═════ PROVIDED MATERIAL ═════

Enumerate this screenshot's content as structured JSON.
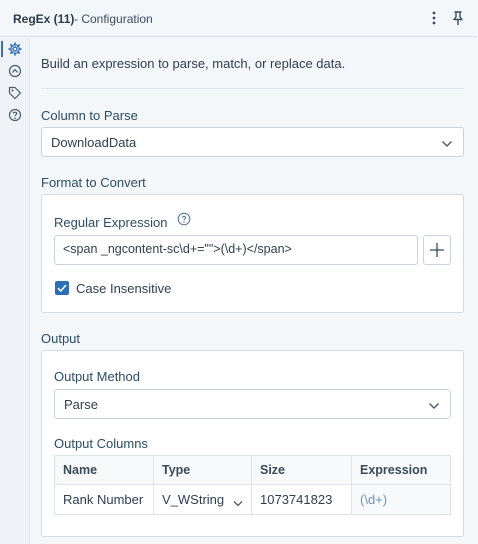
{
  "header": {
    "title": "RegEx (11)",
    "subtitle": "- Configuration",
    "icons": [
      "more-vertical-icon",
      "pin-icon"
    ]
  },
  "rail": {
    "items": [
      "gear-icon",
      "refresh-arrow-icon",
      "tag-icon",
      "question-icon"
    ],
    "active": "gear-icon"
  },
  "description": "Build an expression to parse, match, or replace data.",
  "column_to_parse": {
    "label": "Column to Parse",
    "value": "DownloadData"
  },
  "format_to_convert": {
    "label": "Format to Convert",
    "regex_label": "Regular Expression",
    "regex_value": "<span _ngcontent-sc\\d+=\"\">(\\d+)</span>",
    "case_insensitive_label": "Case Insensitive",
    "case_insensitive_checked": true
  },
  "output": {
    "label": "Output",
    "method_label": "Output Method",
    "method_value": "Parse",
    "columns_label": "Output Columns",
    "table": {
      "headers": [
        "Name",
        "Type",
        "Size",
        "Expression"
      ],
      "rows": [
        {
          "name": "Rank Number",
          "type": "V_WString",
          "size": "1073741823",
          "expression": "(\\d+)"
        }
      ]
    }
  },
  "colors": {
    "accent": "#2c6fb6",
    "label_blue": "#2b4c66",
    "expression_text": "#6b95c2",
    "background": "#f4f7fa"
  }
}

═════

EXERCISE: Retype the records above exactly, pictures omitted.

OUTPUT FOR THIS EXERCISE:
Enumerate this screenshot's content as structured JSON.
{
  "header": {
    "title": "RegEx (11)",
    "subtitle": "- Configuration",
    "icons": [
      "more-vertical-icon",
      "pin-icon"
    ]
  },
  "rail": {
    "items": [
      "gear-icon",
      "refresh-arrow-icon",
      "tag-icon",
      "question-icon"
    ],
    "active": "gear-icon"
  },
  "description": "Build an expression to parse, match, or replace data.",
  "column_to_parse": {
    "label": "Column to Parse",
    "value": "DownloadData"
  },
  "format_to_convert": {
    "label": "Format to Convert",
    "regex_label": "Regular Expression",
    "regex_value": "<span _ngcontent-sc\\d+=\"\">(\\d+)</span>",
    "case_insensitive_label": "Case Insensitive",
    "case_insensitive_checked": true
  },
  "output": {
    "label": "Output",
    "method_label": "Output Method",
    "method_value": "Parse",
    "columns_label": "Output Columns",
    "table": {
      "headers": [
        "Name",
        "Type",
        "Size",
        "Expression"
      ],
      "rows": [
        {
          "name": "Rank Number",
          "type": "V_WString",
          "size": "1073741823",
          "expression": "(\\d+)"
        }
      ]
    }
  },
  "colors": {
    "accent": "#2c6fb6",
    "label_blue": "#2b4c66",
    "expression_text": "#6b95c2",
    "background": "#f4f7fa"
  }
}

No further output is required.